Poet Renée Vivien was born on June 11, 1877 In London, England. She was a British poet who wrote in the French language. During her brief life, Vivien was an extremely prolific poet who came to be known as the "Muse of the Violets,” derived from her love of the flower. Virtually all her verse is veiled autobiography; most of it has never been translated into English. Her principal published books of verse are Cendres et Poussières (1902), La Vénus des aveugles (1903), A l'heure des mains jointes (1906), Flambeaux éteints (1907), Sillages (1908), Poèmes en Prose (1909), Dans un coin de violettes (1909), and Haillons (1910).
She was born into a wealthy British family and she grew up in both Paris and London. Upon inheriting her father's fortune at 21, she immigrated permanently to France. In Paris, Vivien's dress and lifestyle were as notorious among the bohemian set as was her verse. She lived lavishly, as an open lesbian, and carried on a well-known affair with American heiress and writer Natalie Clifford Barney.

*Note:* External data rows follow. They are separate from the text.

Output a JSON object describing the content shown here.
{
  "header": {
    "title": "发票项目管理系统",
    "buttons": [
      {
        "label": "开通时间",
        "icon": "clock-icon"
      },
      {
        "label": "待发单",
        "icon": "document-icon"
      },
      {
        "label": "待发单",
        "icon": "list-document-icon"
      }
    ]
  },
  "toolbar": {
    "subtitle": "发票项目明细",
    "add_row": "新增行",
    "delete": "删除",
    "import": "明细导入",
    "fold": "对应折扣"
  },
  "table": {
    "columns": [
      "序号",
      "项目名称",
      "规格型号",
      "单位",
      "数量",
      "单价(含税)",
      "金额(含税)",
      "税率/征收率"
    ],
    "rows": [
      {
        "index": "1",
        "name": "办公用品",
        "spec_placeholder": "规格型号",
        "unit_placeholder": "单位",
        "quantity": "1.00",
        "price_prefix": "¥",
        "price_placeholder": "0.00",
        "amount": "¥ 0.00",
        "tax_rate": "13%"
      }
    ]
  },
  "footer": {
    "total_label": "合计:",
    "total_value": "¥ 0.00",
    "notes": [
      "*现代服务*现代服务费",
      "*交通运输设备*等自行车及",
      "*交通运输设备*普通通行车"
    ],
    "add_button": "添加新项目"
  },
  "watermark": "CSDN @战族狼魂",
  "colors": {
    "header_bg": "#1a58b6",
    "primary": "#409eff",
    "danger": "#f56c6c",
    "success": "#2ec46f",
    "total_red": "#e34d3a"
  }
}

By 1901 the tempestuous and often jealous relationship with Natalie Barney had already collapsed. Vivien found Barney's infidelities too stressful. In 1902 Vivien became involved with the immensely wealthy Baroness Helene van Zuylen. Though a lesbian, Zuylen was married and the mother of two sons. Zuylen provided much-needed emotional support and stability for Vivien. Zuylen's social position did not allow for a public relationship, but she and Vivien often traveled together and continued a discreet affair for a number of years.
In 1907 Zuylen abruptly left Vivien for another woman, which quickly fueled gossip within the lesbian coterie of Paris. Deeply shocked and humiliated, Vivien was terribly affected by these and other losses and this accelerated a psychological downward spiral. She turned increasingly to drugs, alcohol, and sadomasochistic fantasies. Mysterious sexual escapades would leave her without rest for days. She would entertain guests with champagne dinner parties, only to abandon them when summoned by a demanding lover. Plunged into a suicidal depression, she refused to take proper nourishment, a factor that would eventually contribute to her death.
Above all, Vivien romanticized death. While visiting London in 1908, deeply despondent and ruinously in debt, she tried to kill herself by drinking an excess of laudanum. The suicide failed, but while in England, she contracted pleurisy; later, upon her return to Paris, she grew considerably weaker. She had also started to refuse to eat and by the time of her death, she weighed about 70 lbs. Multiple neuritis caused paralysis of her limbs. By the summer of 1909, she walked with a cane. Vivien died in Paris on the morning of November 18, 1909 at the age of 32; the cause of death was reported at the time as "lung congestion", but likely resulted from pneumonia. She was interred at Passy Cemetery in Paris, France.
Michael Thomas Barry is the author of Literary Legends of the British Isles. The book can be purchased from Amazon through the following links: